Dataset rows describing interfaces:
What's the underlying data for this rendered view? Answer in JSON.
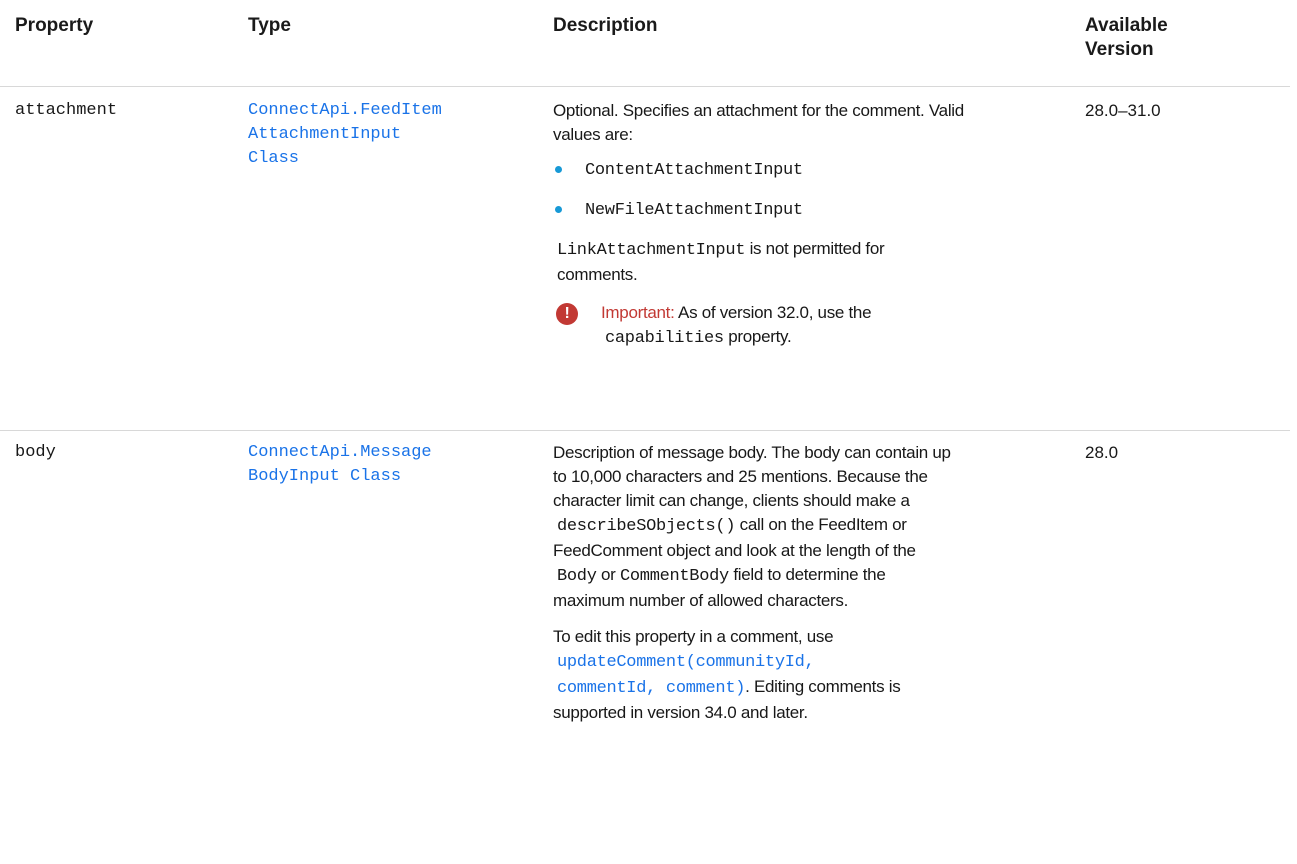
{
  "headers": {
    "property": "Property",
    "type": "Type",
    "description": "Description",
    "version_line1": "Available",
    "version_line2": "Version"
  },
  "rows": [
    {
      "property": "attachment",
      "type_line1": "ConnectApi.FeedItem",
      "type_line2": "AttachmentInput",
      "type_line3": "Class",
      "desc_intro_1": "Optional. Specifies an attachment for the comment. Valid",
      "desc_intro_2": "values are:",
      "bullets": [
        "ContentAttachmentInput",
        "NewFileAttachmentInput"
      ],
      "note_code": "LinkAttachmentInput",
      "note_text_1": " is not permitted for",
      "note_text_2": "comments.",
      "important_label": "Important:",
      "important_text_1": " As of version 32.0, use the",
      "important_code": "capabilities",
      "important_text_2": " property.",
      "version": "28.0–31.0"
    },
    {
      "property": "body",
      "type_line1": "ConnectApi.Message",
      "type_line2": "BodyInput Class",
      "desc_l1": "Description of message body. The body can contain up",
      "desc_l2": "to 10,000 characters and 25 mentions. Because the",
      "desc_l3": "character limit can change, clients should make a",
      "desc_l4_code": "describeSObjects()",
      "desc_l4_text": " call on the FeedItem or",
      "desc_l5": "FeedComment object and look at the length of the",
      "desc_l6_code1": "Body",
      "desc_l6_or": " or ",
      "desc_l6_code2": "CommentBody",
      "desc_l6_text": " field to determine the",
      "desc_l7": "maximum number of allowed characters.",
      "edit_l1": "To edit this property in a comment, use",
      "edit_link_1": "updateComment(communityId,",
      "edit_link_2": "commentId, comment)",
      "edit_after_link": ". Editing comments is",
      "edit_l4": "supported in version 34.0 and later.",
      "version": "28.0"
    }
  ],
  "colors": {
    "link": "#1a73e8",
    "bullet": "#1799d6",
    "important": "#c23934",
    "divider": "#d8d8d8"
  },
  "icons": {
    "important": "exclamation-circle-icon",
    "bullet": "bullet-dot-icon"
  }
}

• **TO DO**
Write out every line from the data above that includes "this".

• **WRITTEN SOLUTION**
What's the underlying data for this rendered view? Answer in JSON.
      "edit_l1": "To edit this property in a comment, use",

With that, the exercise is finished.